a low or subdued tone: to speak in undertones.
an unobtrusive or background sound: an undertone of static from the receiver.
an underlying quality or element; undercurrent: There was an undertone of regret in his refusal.
a subdued color; a color modified by an underlying color.

Origin of undertone

First recorded in 1800–10; under- + tone
Dictionary.com Unabridged Based on the Random House Unabridged Dictionary, © Random House, Inc. 2019

Examples from the Web for undertone

Contemporary Examples of undertone

Historical Examples of undertone

  • That,” she told her husband, in an undertone, “is a picture of the officer I saw on the lawn.

  • And yet there was an undertone in his expression which I could not define.

  • He walked abruptly out to where some of his men were standing by their horses, and he said something in an undertone.

    The Coyote

    James Roberts

  • "But I can't," she was heard to murmur in an undertone to the disappointed Bruce.

    Harriet and the Piper

    Kathleen Norris

  • Now it was resonant and strong, though still only an undertone.

    The Blind Spot

    Austin Hall

British Dictionary definitions for undertone



a quiet or hushed tone of voice
an underlying tone or suggestion in words or actionshis offer has undertones of dishonesty
a pale or subdued colour
Collins English Dictionary - Complete & Unabridged 2012 Digital Edition © William Collins Sons & Co. Ltd. 1979, 1986 © HarperCollins Publishers 1998, 2000, 2003, 2005, 2006, 2007, 2009, 2012

Word Origin and History for undertone

1762, "low or subdued tone," from under + tone.

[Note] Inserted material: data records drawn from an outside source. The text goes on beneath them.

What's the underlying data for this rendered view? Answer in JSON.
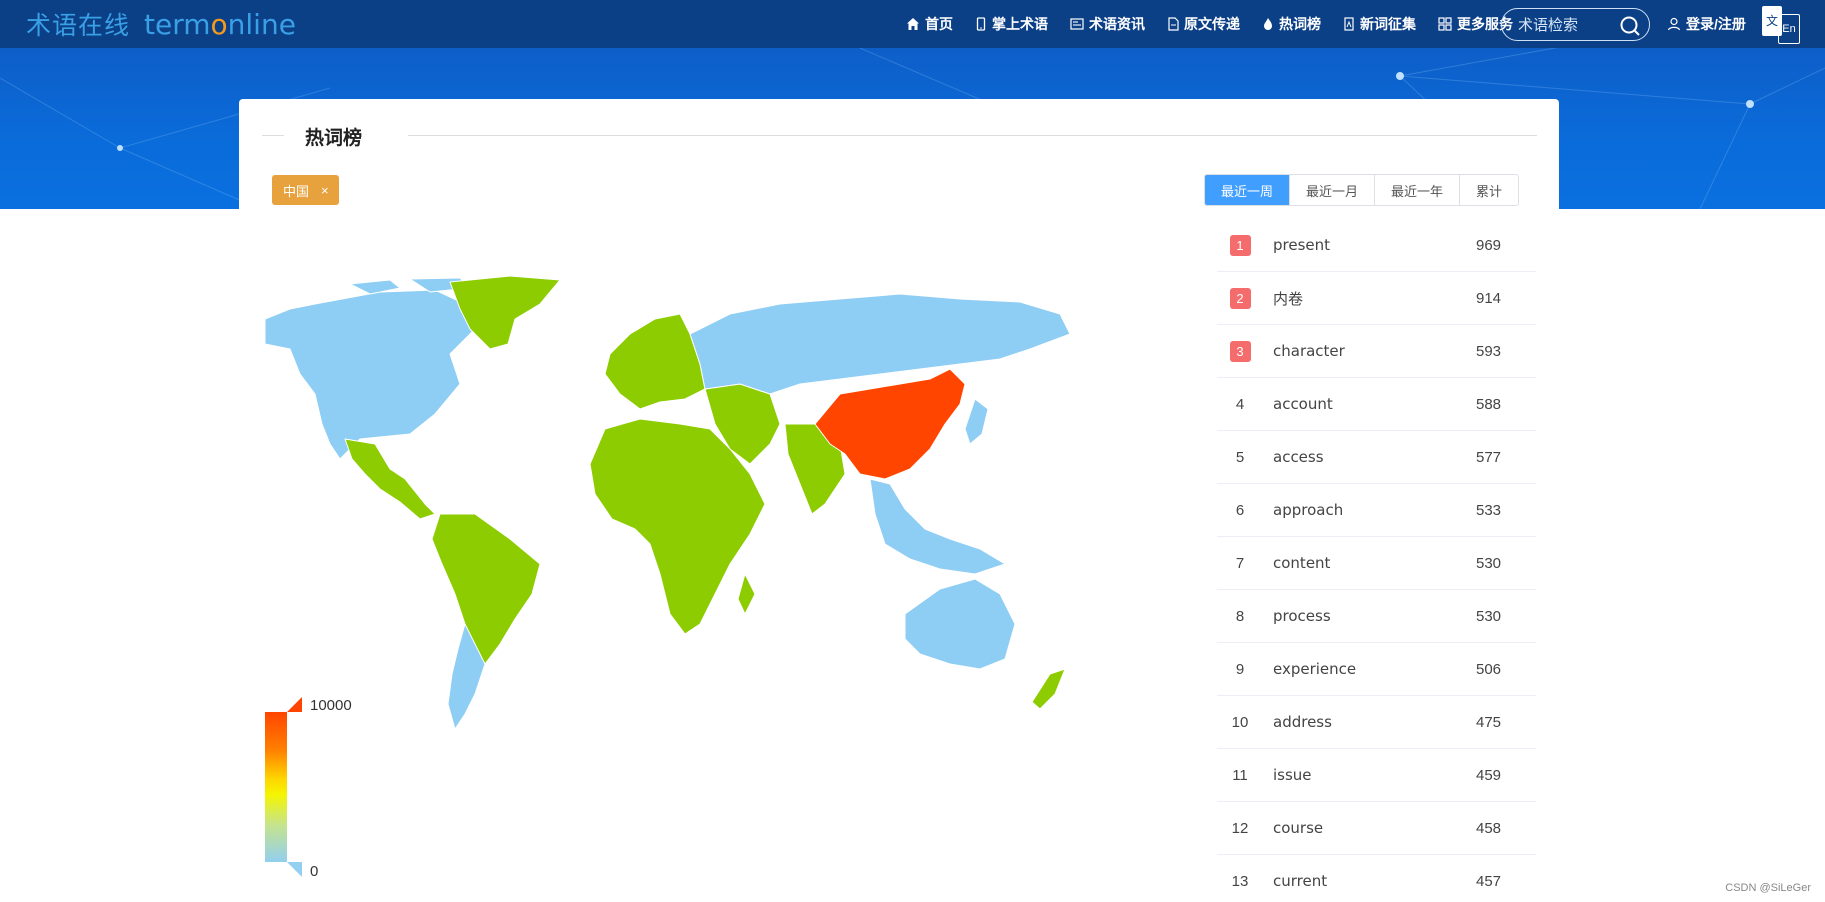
{
  "header": {
    "logo_cn": "术语在线",
    "logo_en_prefix": "term",
    "logo_en_o": "o",
    "logo_en_suffix": "nline",
    "nav": [
      {
        "label": "首页",
        "icon": "home-icon"
      },
      {
        "label": "掌上术语",
        "icon": "phone-icon"
      },
      {
        "label": "术语资讯",
        "icon": "news-icon"
      },
      {
        "label": "原文传递",
        "icon": "document-icon"
      },
      {
        "label": "热词榜",
        "icon": "flame-icon"
      },
      {
        "label": "新词征集",
        "icon": "collection-icon"
      },
      {
        "label": "更多服务",
        "icon": "grid-icon"
      }
    ],
    "search_placeholder": "术语检索",
    "login_label": "登录/注册",
    "lang_zh": "文",
    "lang_en": "En"
  },
  "section": {
    "title": "热词榜",
    "region_tag": "中国",
    "region_tag_close": "×"
  },
  "periods": [
    {
      "label": "最近一周",
      "active": true
    },
    {
      "label": "最近一月",
      "active": false
    },
    {
      "label": "最近一年",
      "active": false
    },
    {
      "label": "累计",
      "active": false
    }
  ],
  "map": {
    "legend_max": "10000",
    "legend_min": "0",
    "colors": {
      "highlight": "#ff4500",
      "mid": "#8ccc00",
      "low": "#8ecdf4",
      "border": "#ffffff"
    },
    "regions": {
      "china": "highlight",
      "north_america": "low",
      "russia": "low",
      "australia": "low",
      "argentina": "low",
      "southeast_asia": "low",
      "greenland": "mid",
      "mexico_central_america": "mid",
      "south_america": "mid",
      "europe": "mid",
      "africa": "mid",
      "middle_east": "mid",
      "south_asia": "mid",
      "japan": "low",
      "new_zealand": "mid"
    }
  },
  "ranking": [
    {
      "rank": "1",
      "word": "present",
      "count": "969"
    },
    {
      "rank": "2",
      "word": "内卷",
      "count": "914"
    },
    {
      "rank": "3",
      "word": "character",
      "count": "593"
    },
    {
      "rank": "4",
      "word": "account",
      "count": "588"
    },
    {
      "rank": "5",
      "word": "access",
      "count": "577"
    },
    {
      "rank": "6",
      "word": "approach",
      "count": "533"
    },
    {
      "rank": "7",
      "word": "content",
      "count": "530"
    },
    {
      "rank": "8",
      "word": "process",
      "count": "530"
    },
    {
      "rank": "9",
      "word": "experience",
      "count": "506"
    },
    {
      "rank": "10",
      "word": "address",
      "count": "475"
    },
    {
      "rank": "11",
      "word": "issue",
      "count": "459"
    },
    {
      "rank": "12",
      "word": "course",
      "count": "458"
    },
    {
      "rank": "13",
      "word": "current",
      "count": "457"
    }
  ],
  "watermark": "CSDN @SiLeGer"
}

Figurative sense of "undercurrent of feelings, etc.," is attested from 1861.

Online Etymology Dictionary, © 2010 Douglas Harper